A picture of where the power connection is made can be found At this point if the breakout is soldered to the motherboard, you can simply connect the FFC from the breakout to the "HOST" connection on the Wiikey.
Then connect the smaller FFC to the SD card adapter.
Note that you navigate the menu with the d-pad with a controller plugged into port 1.
Step 5 - Uploading games If everything went well, adding games is very similar to the Updating process, except now we burn ISO files to the SD.
Now use masking tape to mask off every part higher than the top of the controller ports on the main body. Step 3 - Buttons If you didn't remove them from the main body, you can do so now.
Mask off the edges of the cylindrical buttons with masking tape, only exposing the top. The reason the sides of the buttons are not sprayed is to ensure the paint does not jam the buttons. Spray paint on a previous layer of spray paint can crack if air bubbles form on the surface.
It has since been continued, however an exact clone chip called the Wasp Fusion is still on the market.
Interestingly, the Gamecube has a disc drive that follows extremely similar communication protocols as the Wii and thus, this Wiikey device can also be used on the Gamecube, provided that you want to permanently detach the disc drive and solder the Wiikey connections to the main board.
In my opinion, the easiest thing to do is to insert the FFC into the NHD-FFC36 board and make sure that the FFC is in the right place first.
I do not know of a standard 32 pin FFC breakout board and therefore am using this 36 pin one that was suggest in a forum.
On the bottom of the cube there are 4 screws that you must use the security bit to remove.
After doing so, the whole lid assembly can be removed, and the covers for the controller ports and power/display ports should come off easily as well.

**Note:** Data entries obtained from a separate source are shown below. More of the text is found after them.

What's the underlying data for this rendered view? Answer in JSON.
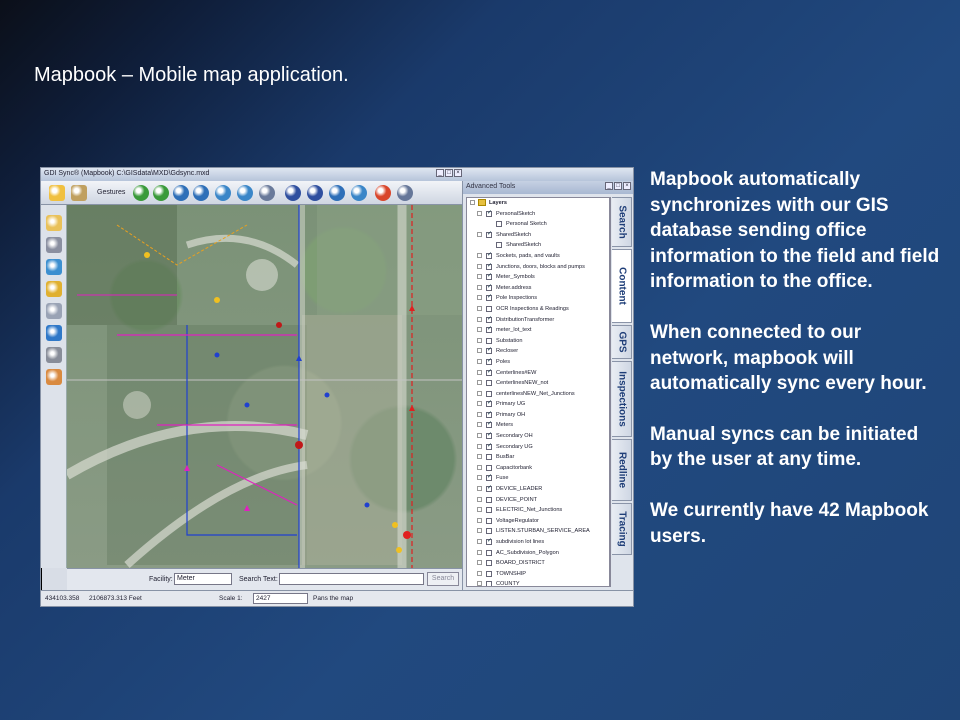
{
  "slide": {
    "title": "Mapbook – Mobile map application.",
    "paragraphs": [
      "Mapbook  automatically synchronizes  with our GIS database sending office information to the field and field information to the office.",
      "When connected to our network, mapbook will automatically sync every hour.",
      "Manual syncs can be initiated by the user at any time.",
      "We currently have 42 Mapbook users."
    ]
  },
  "app": {
    "title": "GDI Sync® (Mapbook)    C:\\GISdata\\MXD\\Gdsync.mxd",
    "toolbar": {
      "gestures_label": "Gestures",
      "icons": [
        "pan-hand-icon",
        "pencil-icon",
        "back-icon",
        "forward-icon",
        "find-icon",
        "zoom-in-icon",
        "full-extent-icon",
        "info-icon",
        "measure-icon",
        "help-icon",
        "help2-icon",
        "search-icon",
        "globe-icon",
        "gps-icon",
        "more-icon"
      ],
      "colors": [
        "#f0c040",
        "#c0a060",
        "#3a9a3a",
        "#3a9a3a",
        "#2e6fb8",
        "#2e6fb8",
        "#3a86c8",
        "#3a86c8",
        "#6a7a9a",
        "#2f4f9f",
        "#2f4f9f",
        "#2e6fb8",
        "#3a86c8",
        "#d9452a",
        "#667799"
      ]
    },
    "left_tools": {
      "icons": [
        "folder-icon",
        "print-icon",
        "sync-icon",
        "layers-icon",
        "edit-icon",
        "globe-icon",
        "gear-icon",
        "palette-icon"
      ],
      "colors": [
        "#e9c15a",
        "#8a8fa0",
        "#3c8fd0",
        "#e0b030",
        "#9aa3b5",
        "#2f78c8",
        "#888d99",
        "#d98a40"
      ]
    },
    "search": {
      "facility_label": "Facility:",
      "facility_value": "Meter",
      "text_label": "Search Text:",
      "text_value": "",
      "search_button": "Search"
    },
    "status": {
      "coord1": "434103.358",
      "coord2": "2106873.313 Feet",
      "scale_label": "Scale 1:",
      "scale_value": "2427",
      "message": "Pans the map"
    },
    "advanced_tools": {
      "title": "Advanced Tools",
      "root": "Layers",
      "layers": [
        {
          "name": "PersonalSketch",
          "checked": true,
          "indent": 1
        },
        {
          "name": "Personal Sketch",
          "checked": false,
          "indent": 2
        },
        {
          "name": "SharedSketch",
          "checked": true,
          "indent": 1
        },
        {
          "name": "SharedSketch",
          "checked": false,
          "indent": 2
        },
        {
          "name": "Sockets, pads, and vaults",
          "checked": true,
          "indent": 1
        },
        {
          "name": "Junctions, doors, blocks and pumps",
          "checked": true,
          "indent": 1
        },
        {
          "name": "Meter_Symbols",
          "checked": true,
          "indent": 1
        },
        {
          "name": "Meter.address",
          "checked": true,
          "indent": 1
        },
        {
          "name": "Pole Inspections",
          "checked": true,
          "indent": 1
        },
        {
          "name": "OCR Inspections & Readings",
          "checked": false,
          "indent": 1
        },
        {
          "name": "DistributionTransformer",
          "checked": true,
          "indent": 1
        },
        {
          "name": "meter_lot_text",
          "checked": true,
          "indent": 1
        },
        {
          "name": "Substation",
          "checked": false,
          "indent": 1
        },
        {
          "name": "Recloser",
          "checked": true,
          "indent": 1
        },
        {
          "name": "Poles",
          "checked": true,
          "indent": 1
        },
        {
          "name": "Centerlines#EW",
          "checked": true,
          "indent": 1
        },
        {
          "name": "CenterlinesNEW_not",
          "checked": false,
          "indent": 1
        },
        {
          "name": "centerlinesNEW_Net_Junctions",
          "checked": false,
          "indent": 1
        },
        {
          "name": "Primary UG",
          "checked": true,
          "indent": 1
        },
        {
          "name": "Primary OH",
          "checked": true,
          "indent": 1
        },
        {
          "name": "Meters",
          "checked": true,
          "indent": 1
        },
        {
          "name": "Secondary OH",
          "checked": true,
          "indent": 1
        },
        {
          "name": "Secondary UG",
          "checked": true,
          "indent": 1
        },
        {
          "name": "BusBar",
          "checked": false,
          "indent": 1
        },
        {
          "name": "Capacitorbank",
          "checked": false,
          "indent": 1
        },
        {
          "name": "Fuse",
          "checked": true,
          "indent": 1
        },
        {
          "name": "DEVICE_LEADER",
          "checked": true,
          "indent": 1
        },
        {
          "name": "DEVICE_POINT",
          "checked": false,
          "indent": 1
        },
        {
          "name": "ELECTRIC_Net_Junctions",
          "checked": false,
          "indent": 1
        },
        {
          "name": "VoltageRegulator",
          "checked": false,
          "indent": 1
        },
        {
          "name": "LISTEN.STURBAN_SERVICE_AREA",
          "checked": false,
          "indent": 1
        },
        {
          "name": "subdivision lot lines",
          "checked": true,
          "indent": 1
        },
        {
          "name": "AC_Subdivision_Polygon",
          "checked": false,
          "indent": 1
        },
        {
          "name": "BOARD_DISTRICT",
          "checked": false,
          "indent": 1
        },
        {
          "name": "TOWNSHIP",
          "checked": false,
          "indent": 1
        },
        {
          "name": "COUNTY",
          "checked": false,
          "indent": 1
        },
        {
          "name": "AVE_ROUTES",
          "checked": false,
          "indent": 1
        },
        {
          "name": "MAP_GRID",
          "checked": false,
          "indent": 1
        },
        {
          "name": "allen_co_sid",
          "checked": true,
          "indent": 1
        },
        {
          "name": "whitley_co_sid",
          "checked": true,
          "indent": 1
        }
      ],
      "tabs": [
        "Search",
        "Content",
        "GPS",
        "Inspections",
        "Redline",
        "Tracing"
      ]
    }
  }
}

In my opinion, it is convenient to harvest the Gamecube switch for the lid open/close so you can use the actual buttons on the cube for booting.